**Your task**
Pictures stay out, but every line of the data is copied exactly.
-- Opening Marker --
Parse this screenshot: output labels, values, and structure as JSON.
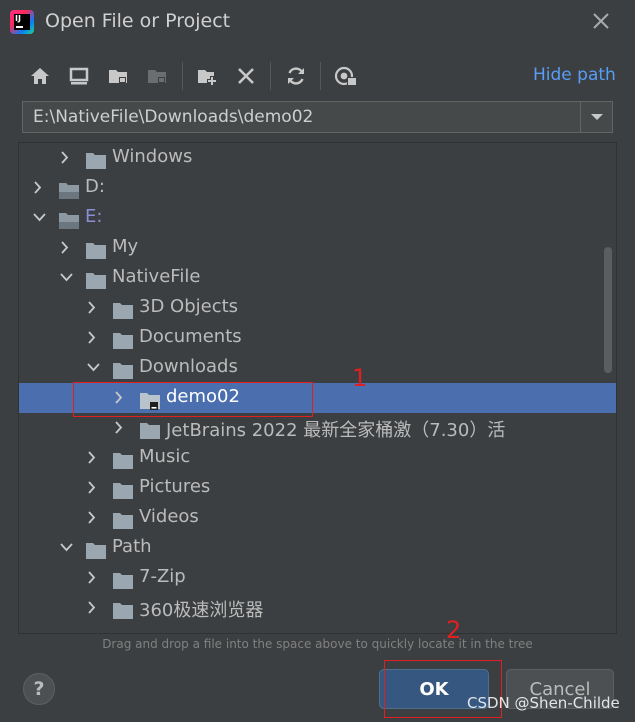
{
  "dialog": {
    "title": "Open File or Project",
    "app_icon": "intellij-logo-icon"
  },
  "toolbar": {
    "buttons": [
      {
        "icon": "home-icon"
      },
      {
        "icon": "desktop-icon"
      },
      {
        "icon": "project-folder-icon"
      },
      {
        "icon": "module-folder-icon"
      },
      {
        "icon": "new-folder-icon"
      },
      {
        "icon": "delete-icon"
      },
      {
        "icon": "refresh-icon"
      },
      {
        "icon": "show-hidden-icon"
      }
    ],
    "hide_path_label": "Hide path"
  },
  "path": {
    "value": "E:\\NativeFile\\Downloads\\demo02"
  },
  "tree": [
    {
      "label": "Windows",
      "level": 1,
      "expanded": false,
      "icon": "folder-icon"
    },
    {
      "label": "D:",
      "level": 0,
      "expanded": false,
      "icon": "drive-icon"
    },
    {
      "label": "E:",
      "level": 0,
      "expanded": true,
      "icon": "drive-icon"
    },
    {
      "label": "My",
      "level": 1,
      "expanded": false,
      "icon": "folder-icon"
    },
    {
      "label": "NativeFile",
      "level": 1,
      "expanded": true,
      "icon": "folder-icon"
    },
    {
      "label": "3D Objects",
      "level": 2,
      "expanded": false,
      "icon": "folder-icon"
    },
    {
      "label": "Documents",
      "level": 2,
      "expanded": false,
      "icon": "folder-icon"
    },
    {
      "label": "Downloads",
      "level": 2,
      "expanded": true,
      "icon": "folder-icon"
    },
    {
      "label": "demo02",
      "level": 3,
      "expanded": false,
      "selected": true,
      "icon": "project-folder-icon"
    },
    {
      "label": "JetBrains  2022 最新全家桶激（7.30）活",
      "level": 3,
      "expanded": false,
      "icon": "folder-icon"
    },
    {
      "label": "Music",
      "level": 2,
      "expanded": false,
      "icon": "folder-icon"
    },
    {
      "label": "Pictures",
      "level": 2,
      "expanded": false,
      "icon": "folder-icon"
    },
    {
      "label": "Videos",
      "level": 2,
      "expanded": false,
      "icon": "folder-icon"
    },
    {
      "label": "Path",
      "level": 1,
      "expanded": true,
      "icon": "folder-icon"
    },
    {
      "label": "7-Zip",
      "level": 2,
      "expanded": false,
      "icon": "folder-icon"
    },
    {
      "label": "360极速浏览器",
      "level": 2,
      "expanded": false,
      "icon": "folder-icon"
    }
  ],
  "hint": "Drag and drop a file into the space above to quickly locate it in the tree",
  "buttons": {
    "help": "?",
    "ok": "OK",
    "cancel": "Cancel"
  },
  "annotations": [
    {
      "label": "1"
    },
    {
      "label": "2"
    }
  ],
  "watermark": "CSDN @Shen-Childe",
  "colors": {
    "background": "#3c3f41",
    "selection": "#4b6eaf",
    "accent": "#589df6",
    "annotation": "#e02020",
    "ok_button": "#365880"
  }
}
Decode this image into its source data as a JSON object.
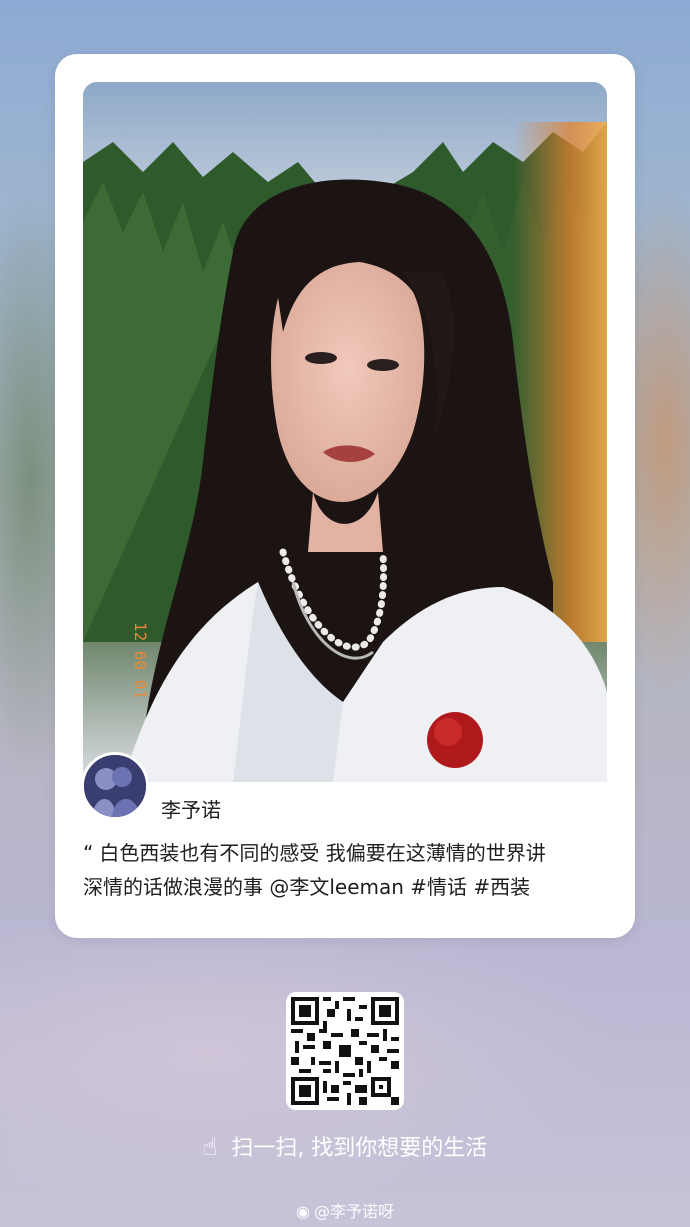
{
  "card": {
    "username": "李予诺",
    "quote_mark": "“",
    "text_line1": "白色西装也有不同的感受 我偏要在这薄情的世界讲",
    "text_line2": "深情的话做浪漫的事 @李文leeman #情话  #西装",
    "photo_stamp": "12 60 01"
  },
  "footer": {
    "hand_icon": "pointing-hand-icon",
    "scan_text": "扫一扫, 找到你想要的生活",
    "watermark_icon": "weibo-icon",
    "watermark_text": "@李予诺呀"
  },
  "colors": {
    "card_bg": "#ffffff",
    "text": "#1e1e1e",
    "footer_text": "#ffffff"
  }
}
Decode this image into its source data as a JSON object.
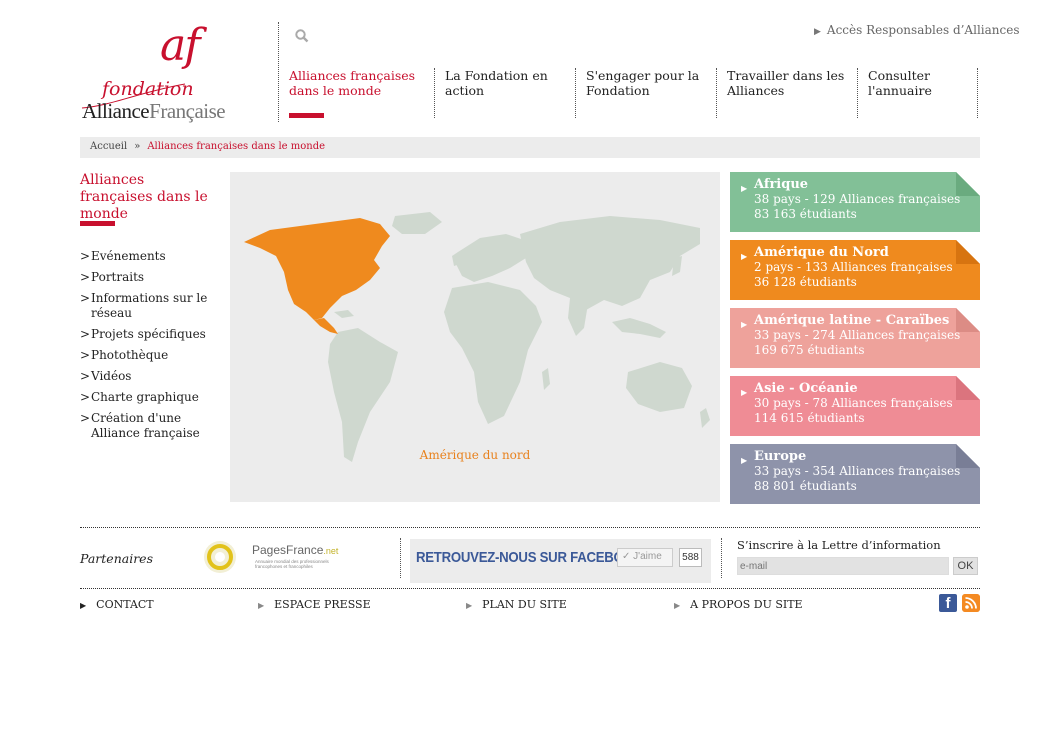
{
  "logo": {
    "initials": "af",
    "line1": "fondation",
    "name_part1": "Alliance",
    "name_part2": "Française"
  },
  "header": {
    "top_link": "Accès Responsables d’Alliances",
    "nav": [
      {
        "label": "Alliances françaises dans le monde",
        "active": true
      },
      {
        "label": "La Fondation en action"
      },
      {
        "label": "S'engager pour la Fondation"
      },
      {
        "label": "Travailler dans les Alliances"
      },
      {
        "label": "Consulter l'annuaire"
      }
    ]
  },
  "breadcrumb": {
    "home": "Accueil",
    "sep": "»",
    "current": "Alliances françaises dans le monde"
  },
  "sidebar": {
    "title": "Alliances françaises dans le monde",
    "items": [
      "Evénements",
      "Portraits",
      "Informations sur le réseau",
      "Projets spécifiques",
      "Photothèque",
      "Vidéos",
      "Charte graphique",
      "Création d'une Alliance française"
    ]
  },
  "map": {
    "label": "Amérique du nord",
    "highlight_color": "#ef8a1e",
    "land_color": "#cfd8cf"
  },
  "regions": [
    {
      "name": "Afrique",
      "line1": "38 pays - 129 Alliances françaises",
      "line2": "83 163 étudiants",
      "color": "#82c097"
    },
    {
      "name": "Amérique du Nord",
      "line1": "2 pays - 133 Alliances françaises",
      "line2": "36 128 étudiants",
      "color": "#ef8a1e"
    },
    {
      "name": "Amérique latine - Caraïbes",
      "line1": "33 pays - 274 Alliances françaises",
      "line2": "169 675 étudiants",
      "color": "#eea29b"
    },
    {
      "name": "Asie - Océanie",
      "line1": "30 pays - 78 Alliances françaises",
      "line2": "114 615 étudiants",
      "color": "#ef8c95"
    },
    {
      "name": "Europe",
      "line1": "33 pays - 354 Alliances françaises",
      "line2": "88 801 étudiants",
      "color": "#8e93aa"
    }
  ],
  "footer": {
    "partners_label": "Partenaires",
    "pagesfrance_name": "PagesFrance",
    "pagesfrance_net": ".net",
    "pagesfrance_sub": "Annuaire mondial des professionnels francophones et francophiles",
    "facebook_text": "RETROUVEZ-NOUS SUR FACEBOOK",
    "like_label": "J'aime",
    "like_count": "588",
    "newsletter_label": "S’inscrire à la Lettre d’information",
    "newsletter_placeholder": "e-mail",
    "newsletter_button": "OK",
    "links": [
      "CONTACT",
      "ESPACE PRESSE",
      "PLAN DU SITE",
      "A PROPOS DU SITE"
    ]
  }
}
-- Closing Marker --
**Task solution**
Parse this screenshot: output labels, values, and structure as JSON.
{
  "dialog": {
    "title": "Open File or Project",
    "app_icon": "intellij-logo-icon"
  },
  "toolbar": {
    "buttons": [
      {
        "icon": "home-icon"
      },
      {
        "icon": "desktop-icon"
      },
      {
        "icon": "project-folder-icon"
      },
      {
        "icon": "module-folder-icon"
      },
      {
        "icon": "new-folder-icon"
      },
      {
        "icon": "delete-icon"
      },
      {
        "icon": "refresh-icon"
      },
      {
        "icon": "show-hidden-icon"
      }
    ],
    "hide_path_label": "Hide path"
  },
  "path": {
    "value": "E:\\NativeFile\\Downloads\\demo02"
  },
  "tree": [
    {
      "label": "Windows",
      "level": 1,
      "expanded": false,
      "icon": "folder-icon"
    },
    {
      "label": "D:",
      "level": 0,
      "expanded": false,
      "icon": "drive-icon"
    },
    {
      "label": "E:",
      "level": 0,
      "expanded": true,
      "icon": "drive-icon"
    },
    {
      "label": "My",
      "level": 1,
      "expanded": false,
      "icon": "folder-icon"
    },
    {
      "label": "NativeFile",
      "level": 1,
      "expanded": true,
      "icon": "folder-icon"
    },
    {
      "label": "3D Objects",
      "level": 2,
      "expanded": false,
      "icon": "folder-icon"
    },
    {
      "label": "Documents",
      "level": 2,
      "expanded": false,
      "icon": "folder-icon"
    },
    {
      "label": "Downloads",
      "level": 2,
      "expanded": true,
      "icon": "folder-icon"
    },
    {
      "label": "demo02",
      "level": 3,
      "expanded": false,
      "selected": true,
      "icon": "project-folder-icon"
    },
    {
      "label": "JetBrains  2022 最新全家桶激（7.30）活",
      "level": 3,
      "expanded": false,
      "icon": "folder-icon"
    },
    {
      "label": "Music",
      "level": 2,
      "expanded": false,
      "icon": "folder-icon"
    },
    {
      "label": "Pictures",
      "level": 2,
      "expanded": false,
      "icon": "folder-icon"
    },
    {
      "label": "Videos",
      "level": 2,
      "expanded": false,
      "icon": "folder-icon"
    },
    {
      "label": "Path",
      "level": 1,
      "expanded": true,
      "icon": "folder-icon"
    },
    {
      "label": "7-Zip",
      "level": 2,
      "expanded": false,
      "icon": "folder-icon"
    },
    {
      "label": "360极速浏览器",
      "level": 2,
      "expanded": false,
      "icon": "folder-icon"
    }
  ],
  "hint": "Drag and drop a file into the space above to quickly locate it in the tree",
  "buttons": {
    "help": "?",
    "ok": "OK",
    "cancel": "Cancel"
  },
  "annotations": [
    {
      "label": "1"
    },
    {
      "label": "2"
    }
  ],
  "watermark": "CSDN @Shen-Childe",
  "colors": {
    "background": "#3c3f41",
    "selection": "#4b6eaf",
    "accent": "#589df6",
    "annotation": "#e02020",
    "ok_button": "#365880"
  }
}
Decode this image into its source data as a JSON object.
{
  "card": {
    "username": "李予诺",
    "quote_mark": "“",
    "text_line1": "白色西装也有不同的感受 我偏要在这薄情的世界讲",
    "text_line2": "深情的话做浪漫的事 @李文leeman #情话  #西装",
    "photo_stamp": "12 60 01"
  },
  "footer": {
    "hand_icon": "pointing-hand-icon",
    "scan_text": "扫一扫, 找到你想要的生活",
    "watermark_icon": "weibo-icon",
    "watermark_text": "@李予诺呀"
  },
  "colors": {
    "card_bg": "#ffffff",
    "text": "#1e1e1e",
    "footer_text": "#ffffff"
  }
}
Decode this image into its source data as a JSON object.
{
  "logo": {
    "initials": "af",
    "line1": "fondation",
    "name_part1": "Alliance",
    "name_part2": "Française"
  },
  "header": {
    "top_link": "Accès Responsables d’Alliances",
    "nav": [
      {
        "label": "Alliances françaises dans le monde",
        "active": true
      },
      {
        "label": "La Fondation en action"
      },
      {
        "label": "S'engager pour la Fondation"
      },
      {
        "label": "Travailler dans les Alliances"
      },
      {
        "label": "Consulter l'annuaire"
      }
    ]
  },
  "breadcrumb": {
    "home": "Accueil",
    "sep": "»",
    "current": "Alliances françaises dans le monde"
  },
  "sidebar": {
    "title": "Alliances françaises dans le monde",
    "items": [
      "Evénements",
      "Portraits",
      "Informations sur le réseau",
      "Projets spécifiques",
      "Photothèque",
      "Vidéos",
      "Charte graphique",
      "Création d'une Alliance française"
    ]
  },
  "map": {
    "label": "Amérique du nord",
    "highlight_color": "#ef8a1e",
    "land_color": "#cfd8cf"
  },
  "regions": [
    {
      "name": "Afrique",
      "line1": "38 pays - 129 Alliances françaises",
      "line2": "83 163 étudiants",
      "color": "#82c097"
    },
    {
      "name": "Amérique du Nord",
      "line1": "2 pays - 133 Alliances françaises",
      "line2": "36 128 étudiants",
      "color": "#ef8a1e"
    },
    {
      "name": "Amérique latine - Caraïbes",
      "line1": "33 pays - 274 Alliances françaises",
      "line2": "169 675 étudiants",
      "color": "#eea29b"
    },
    {
      "name": "Asie - Océanie",
      "line1": "30 pays - 78 Alliances françaises",
      "line2": "114 615 étudiants",
      "color": "#ef8c95"
    },
    {
      "name": "Europe",
      "line1": "33 pays - 354 Alliances françaises",
      "line2": "88 801 étudiants",
      "color": "#8e93aa"
    }
  ],
  "footer": {
    "partners_label": "Partenaires",
    "pagesfrance_name": "PagesFrance",
    "pagesfrance_net": ".net",
    "pagesfrance_sub": "Annuaire mondial des professionnels francophones et francophiles",
    "facebook_text": "RETROUVEZ-NOUS SUR FACEBOOK",
    "like_label": "J'aime",
    "like_count": "588",
    "newsletter_label": "S’inscrire à la Lettre d’information",
    "newsletter_placeholder": "e-mail",
    "newsletter_button": "OK",
    "links": [
      "CONTACT",
      "ESPACE PRESSE",
      "PLAN DU SITE",
      "A PROPOS DU SITE"
    ]
  }
}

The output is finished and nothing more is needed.